United Way: Success by 6 filling preschool gaps
BY DAN MORAN firstname.lastname@example.org January 25, 2013 7:10PM
Updated: March 27, 2013 2:12AM
GURNEE — When the United Way of Lake County launched its Success by 6 kindergarten readiness program in 2006, Glenda Abbott recalled, gaps in early-childhood education could be seen in visits with preschoolers in Waukegan.
“I remember so many of those little students who were so eager to learn, but had never touched a book and didn’t understand their shapes and their colors,” said Abbott, the agency’s community impact chair. “They really were not ready for kindergarten. They didn’t really have a chance.”
Six years later, Abbott told a gathering of the agency’s board of directors Thursday night that “I know that we’re moving the needle” after investing nearly $3 million in early-learning clubs, home visits, distribution of kindergarten-readiness calendars and workbooks, grants to local partners, and allocations to agencies that support the goals of the program.
Abbott pointed specifically to the results of surveys with 578 children entering kindergarten last year at seven Waukegan schools — Carmen Buckner, Clearview, Cooke Magnet, Glen Flora, Hyde Park, Lyon and North — that showed 41 percent of them were measured “ready to start school” in a set of key skills that range from recognizing colors to writing their name.
That figure compares to 29 percent when a similar survey was conducted in 2009, and 6 percent when the project began in 2006. Board Chairman Debra Lake said she looks at the numbers as “solid evidence that our programs are working, and we are making a remarkable difference in the lives of families with children.”

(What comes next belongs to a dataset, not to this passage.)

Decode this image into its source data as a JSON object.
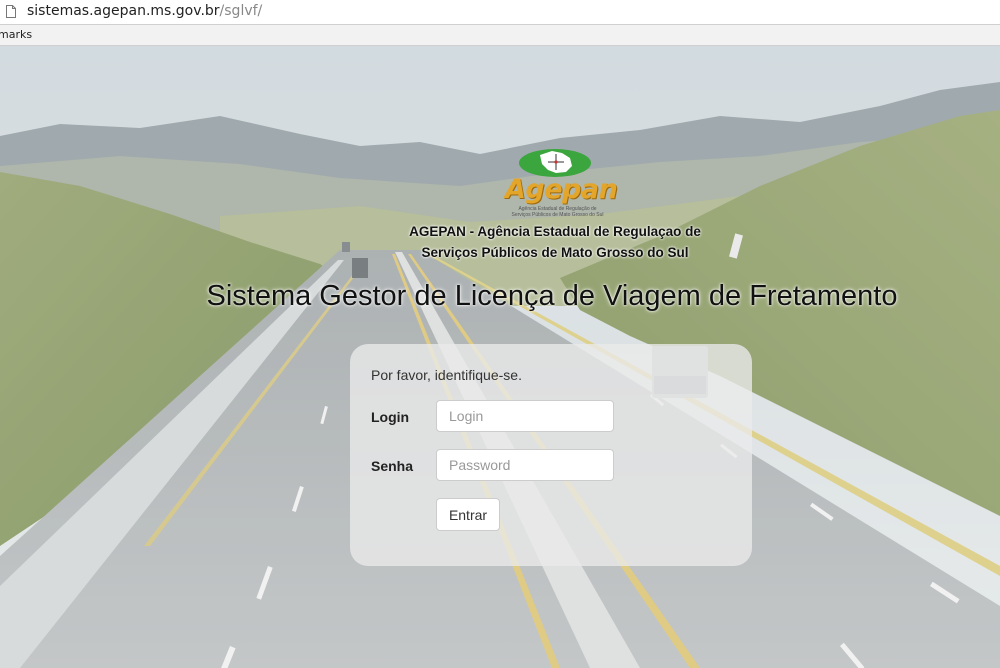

“We’ve been one of the national leaders in addressing the issue of education,” added Lake, “giving students in Lake County a solid foundation and making sure there’s a solid path from birth to high-school graduation.”
Among the findings of the kindergarten surveys, which also fielded responses on household information from 76 percent of the students’ parents:

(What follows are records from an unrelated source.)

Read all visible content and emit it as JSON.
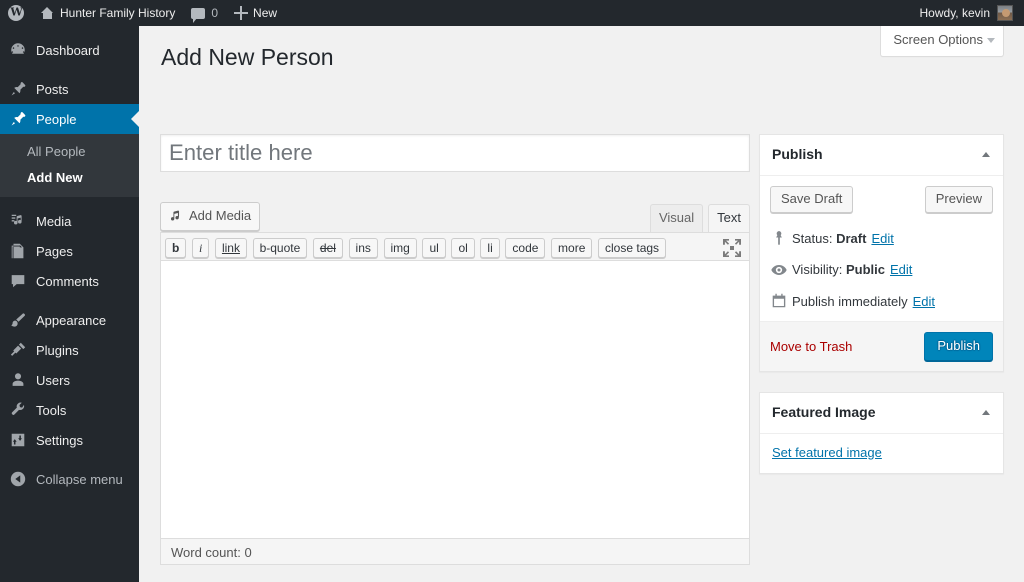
{
  "adminbar": {
    "logo_icon": "wordpress-logo-icon",
    "site_name": "Hunter Family History",
    "home_icon": "home-icon",
    "comments_icon": "comment-bubble-icon",
    "comments_count": "0",
    "new_icon": "plus-icon",
    "new_label": "New",
    "howdy": "Howdy, kevin",
    "avatar": "user-avatar"
  },
  "sidebar": {
    "items": [
      {
        "label": "Dashboard",
        "icon": "dashboard-icon",
        "current": false
      },
      {
        "label": "Posts",
        "icon": "pin-icon",
        "current": false
      },
      {
        "label": "People",
        "icon": "pin-icon",
        "current": true
      },
      {
        "label": "Media",
        "icon": "media-icon",
        "current": false
      },
      {
        "label": "Pages",
        "icon": "pages-icon",
        "current": false
      },
      {
        "label": "Comments",
        "icon": "comment-bubble-icon",
        "current": false
      },
      {
        "label": "Appearance",
        "icon": "paintbrush-icon",
        "current": false
      },
      {
        "label": "Plugins",
        "icon": "plug-icon",
        "current": false
      },
      {
        "label": "Users",
        "icon": "user-icon",
        "current": false
      },
      {
        "label": "Tools",
        "icon": "wrench-icon",
        "current": false
      },
      {
        "label": "Settings",
        "icon": "settings-icon",
        "current": false
      }
    ],
    "submenu": [
      {
        "label": "All People",
        "current": false
      },
      {
        "label": "Add New",
        "current": true
      }
    ],
    "collapse": {
      "label": "Collapse menu",
      "icon": "collapse-arrow-icon"
    },
    "accent_color": "#0073aa",
    "background_color": "#23282d",
    "submenu_background_color": "#32373c"
  },
  "screen_meta": {
    "screen_options_label": "Screen Options",
    "chevron_icon": "chevron-down-icon"
  },
  "page": {
    "title": "Add New Person"
  },
  "title_field": {
    "value": "",
    "placeholder": "Enter title here"
  },
  "editor": {
    "add_media_label": "Add Media",
    "add_media_icon": "add-media-icon",
    "tabs": [
      {
        "label": "Visual",
        "active": false
      },
      {
        "label": "Text",
        "active": true
      }
    ],
    "quicktags": [
      {
        "label": "b",
        "style": "b"
      },
      {
        "label": "i",
        "style": "i"
      },
      {
        "label": "link",
        "style": "lnk"
      },
      {
        "label": "b-quote",
        "style": ""
      },
      {
        "label": "del",
        "style": "del"
      },
      {
        "label": "ins",
        "style": "ins"
      },
      {
        "label": "img",
        "style": ""
      },
      {
        "label": "ul",
        "style": ""
      },
      {
        "label": "ol",
        "style": ""
      },
      {
        "label": "li",
        "style": ""
      },
      {
        "label": "code",
        "style": ""
      },
      {
        "label": "more",
        "style": ""
      },
      {
        "label": "close tags",
        "style": ""
      }
    ],
    "fullscreen_icon": "distraction-free-icon",
    "content": "",
    "word_count_label": "Word count: 0"
  },
  "publish_box": {
    "title": "Publish",
    "save_draft_label": "Save Draft",
    "preview_label": "Preview",
    "status": {
      "icon": "pin-post-icon",
      "prefix": "Status:",
      "value": "Draft",
      "edit_label": "Edit"
    },
    "visibility": {
      "icon": "eye-icon",
      "prefix": "Visibility:",
      "value": "Public",
      "edit_label": "Edit"
    },
    "schedule": {
      "icon": "calendar-icon",
      "text": "Publish immediately",
      "edit_label": "Edit"
    },
    "trash_label": "Move to Trash",
    "publish_label": "Publish",
    "publish_button_color": "#0085ba",
    "trash_color": "#a00"
  },
  "featured_image_box": {
    "title": "Featured Image",
    "set_link_label": "Set featured image"
  }
}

Participation in early-learning clubs or home visits sponsored by the United Way rose from 29 percent of the students in 2006 to 39 percent in 2012. Children participating in either of those programs scored higher that the overall field in all readiness categories.
Between the 2006 survey and 2012, the number of households where English was the primary language spoken at home rose from 27 percent to 43 percent. Participants in the 2012 study were 79 percent Latino.
In gauging how often children watched TV, the 2006 survey showed 44 percent of respondents reporting that they watched more than three hours per day ,and the 2012 survey had 32 percent watching more than two hours.
While children living below the poverty level scored lower on the key-skills assessments, they matched children in higher economic conditions for the first time when it came to engaging with books.
According to Michelle Crombie, vice president of community impact, the Success by 6 project served 1,000 children in early-learning clubs in 2012 and is looking to bring in 1,250 in 2013 — 650 in Waukegan, 450 in the Round Lake area and 150 in North Chicago. By 2015, the program has a goal of reaching 60 percent when it comes to Waukegan children measured as ready to start kindergarten.
“Our programs are not only making a difference, but we can prove that they make a difference,” Crombie said. “The community as a whole, since Success by 6 started, has really pulled together around (the concept) early learning.”